In today’s Glasgow Evening Times, our Principal Solicitor Mike Dailly examines the dramatic rise in non-residential care charges for people in Glasgow.
The way the charging calculation is formulated is complicated but in short there’s a minimum income threshold a person is entitled to live on – from April this year that’s £156 per week.
It used to be that only half of the income above the minimum income threshold could be taken as a charge, but from April 2023 the Glasgow City Health and Social Care Partnership (GCHSCP) increased its so called “taper” to three quarters of a person’s disposable income.
Many people who rely on social care are disabled with social security benefits as their only source of income. How does the GCHSCP justify a 50% taper uplift when most social security benefits were only uprated in April by consumer price index inflation of 10.1%?
In today’s column, Mike examines the GCHSCP ‘s equality impact assessment and the lack of any accessible application form or process to apply for disability related expenditure (DRE) to be taken into account to reduce charges for those with disabilities in Glasgow. He explains how the lack of any statutory rules on DRE – unlike in England – places Scots with disabilities at a disadvantage to the rest of the UK.

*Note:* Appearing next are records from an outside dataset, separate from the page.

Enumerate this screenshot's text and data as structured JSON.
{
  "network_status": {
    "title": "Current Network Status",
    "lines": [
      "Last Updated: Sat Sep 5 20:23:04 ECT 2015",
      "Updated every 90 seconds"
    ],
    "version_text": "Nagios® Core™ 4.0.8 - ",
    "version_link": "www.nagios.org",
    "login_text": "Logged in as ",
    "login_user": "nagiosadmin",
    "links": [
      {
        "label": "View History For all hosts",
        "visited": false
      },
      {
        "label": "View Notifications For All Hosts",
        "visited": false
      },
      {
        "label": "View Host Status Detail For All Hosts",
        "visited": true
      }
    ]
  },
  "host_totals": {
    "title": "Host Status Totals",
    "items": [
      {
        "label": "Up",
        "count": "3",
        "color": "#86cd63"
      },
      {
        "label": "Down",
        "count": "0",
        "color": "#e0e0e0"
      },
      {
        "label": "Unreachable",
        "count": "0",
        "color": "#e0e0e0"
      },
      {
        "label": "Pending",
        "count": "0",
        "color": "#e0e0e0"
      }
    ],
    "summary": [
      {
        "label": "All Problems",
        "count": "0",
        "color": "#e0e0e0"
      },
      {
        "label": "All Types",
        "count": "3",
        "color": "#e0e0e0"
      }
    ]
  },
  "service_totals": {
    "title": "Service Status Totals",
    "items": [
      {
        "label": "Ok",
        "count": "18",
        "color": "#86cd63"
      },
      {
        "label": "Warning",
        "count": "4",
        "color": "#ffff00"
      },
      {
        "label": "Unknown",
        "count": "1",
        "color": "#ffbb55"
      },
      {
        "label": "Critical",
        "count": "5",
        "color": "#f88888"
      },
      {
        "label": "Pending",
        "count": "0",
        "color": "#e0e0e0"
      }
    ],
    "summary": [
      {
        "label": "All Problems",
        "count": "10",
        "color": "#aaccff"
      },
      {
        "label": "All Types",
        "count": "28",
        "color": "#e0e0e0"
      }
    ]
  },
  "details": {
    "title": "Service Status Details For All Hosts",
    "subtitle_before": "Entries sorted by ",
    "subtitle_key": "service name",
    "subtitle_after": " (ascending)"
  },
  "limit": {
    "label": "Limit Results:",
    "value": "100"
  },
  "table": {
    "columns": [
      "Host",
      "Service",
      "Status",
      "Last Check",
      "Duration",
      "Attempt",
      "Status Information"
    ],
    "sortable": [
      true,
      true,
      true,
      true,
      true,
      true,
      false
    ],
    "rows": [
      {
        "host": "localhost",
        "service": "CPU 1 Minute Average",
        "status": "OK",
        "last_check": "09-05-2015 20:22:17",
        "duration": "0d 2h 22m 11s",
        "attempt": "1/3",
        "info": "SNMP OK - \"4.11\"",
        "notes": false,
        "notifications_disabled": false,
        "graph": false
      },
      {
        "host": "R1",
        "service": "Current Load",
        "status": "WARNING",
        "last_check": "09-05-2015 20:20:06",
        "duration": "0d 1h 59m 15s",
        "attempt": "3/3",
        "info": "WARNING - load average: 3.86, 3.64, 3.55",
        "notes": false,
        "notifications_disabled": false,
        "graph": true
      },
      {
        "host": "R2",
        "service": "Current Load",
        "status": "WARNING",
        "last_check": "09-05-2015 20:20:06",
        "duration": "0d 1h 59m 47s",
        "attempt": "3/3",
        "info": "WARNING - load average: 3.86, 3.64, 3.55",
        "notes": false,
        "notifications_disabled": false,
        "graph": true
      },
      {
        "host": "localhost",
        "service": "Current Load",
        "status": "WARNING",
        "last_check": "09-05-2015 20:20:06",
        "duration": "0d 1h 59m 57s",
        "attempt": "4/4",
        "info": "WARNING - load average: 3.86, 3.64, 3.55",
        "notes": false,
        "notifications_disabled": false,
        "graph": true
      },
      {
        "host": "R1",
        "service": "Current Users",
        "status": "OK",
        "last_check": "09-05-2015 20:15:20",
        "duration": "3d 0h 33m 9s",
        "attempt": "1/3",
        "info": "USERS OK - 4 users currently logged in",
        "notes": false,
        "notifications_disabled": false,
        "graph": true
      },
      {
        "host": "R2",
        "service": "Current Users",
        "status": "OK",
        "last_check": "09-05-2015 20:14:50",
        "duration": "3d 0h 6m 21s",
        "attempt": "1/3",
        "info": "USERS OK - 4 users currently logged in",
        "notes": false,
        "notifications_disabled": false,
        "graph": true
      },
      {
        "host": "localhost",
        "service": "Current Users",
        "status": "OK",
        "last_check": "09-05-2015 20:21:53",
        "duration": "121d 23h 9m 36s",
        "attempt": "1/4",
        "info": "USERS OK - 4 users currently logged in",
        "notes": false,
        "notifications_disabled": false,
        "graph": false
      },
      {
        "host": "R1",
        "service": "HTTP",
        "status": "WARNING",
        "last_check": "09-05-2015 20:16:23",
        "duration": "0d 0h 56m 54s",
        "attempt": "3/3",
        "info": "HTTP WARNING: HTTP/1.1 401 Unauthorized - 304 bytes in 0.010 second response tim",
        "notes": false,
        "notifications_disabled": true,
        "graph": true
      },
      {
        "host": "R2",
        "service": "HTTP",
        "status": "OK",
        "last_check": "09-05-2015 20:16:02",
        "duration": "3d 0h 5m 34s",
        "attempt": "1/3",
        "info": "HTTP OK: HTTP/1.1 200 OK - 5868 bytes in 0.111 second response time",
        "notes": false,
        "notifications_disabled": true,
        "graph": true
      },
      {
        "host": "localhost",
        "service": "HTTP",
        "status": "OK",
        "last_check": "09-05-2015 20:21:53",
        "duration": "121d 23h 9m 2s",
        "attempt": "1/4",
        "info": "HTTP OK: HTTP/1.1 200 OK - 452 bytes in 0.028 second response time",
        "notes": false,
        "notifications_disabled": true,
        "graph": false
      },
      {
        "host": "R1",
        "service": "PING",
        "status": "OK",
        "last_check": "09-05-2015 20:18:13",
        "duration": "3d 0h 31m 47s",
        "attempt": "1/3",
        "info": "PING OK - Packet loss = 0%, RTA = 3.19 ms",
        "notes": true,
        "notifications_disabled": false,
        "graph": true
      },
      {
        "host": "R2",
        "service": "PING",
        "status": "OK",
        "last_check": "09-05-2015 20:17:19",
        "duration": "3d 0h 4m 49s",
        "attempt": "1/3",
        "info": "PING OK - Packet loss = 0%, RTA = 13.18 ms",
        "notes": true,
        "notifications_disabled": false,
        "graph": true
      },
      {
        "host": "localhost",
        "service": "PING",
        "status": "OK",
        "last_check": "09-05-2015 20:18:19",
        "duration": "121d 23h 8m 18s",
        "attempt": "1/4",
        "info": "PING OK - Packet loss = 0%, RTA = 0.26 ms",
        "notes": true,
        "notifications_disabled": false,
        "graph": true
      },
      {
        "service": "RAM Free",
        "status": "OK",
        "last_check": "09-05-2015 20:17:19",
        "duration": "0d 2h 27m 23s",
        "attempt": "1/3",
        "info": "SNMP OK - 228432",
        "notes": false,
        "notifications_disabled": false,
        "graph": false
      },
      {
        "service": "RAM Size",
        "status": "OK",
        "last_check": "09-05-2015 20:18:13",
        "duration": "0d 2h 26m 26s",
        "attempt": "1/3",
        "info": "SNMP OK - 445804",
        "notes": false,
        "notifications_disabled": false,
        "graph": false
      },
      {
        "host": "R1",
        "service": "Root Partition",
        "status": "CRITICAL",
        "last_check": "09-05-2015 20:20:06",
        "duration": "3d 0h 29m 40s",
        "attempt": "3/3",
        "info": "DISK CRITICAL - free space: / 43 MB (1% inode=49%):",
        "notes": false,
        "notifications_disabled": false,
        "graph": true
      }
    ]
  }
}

While the Scottish Government has promised to scrap social care charges at some point in the future an urgent interim solution could easily be implemented now – read the full column here.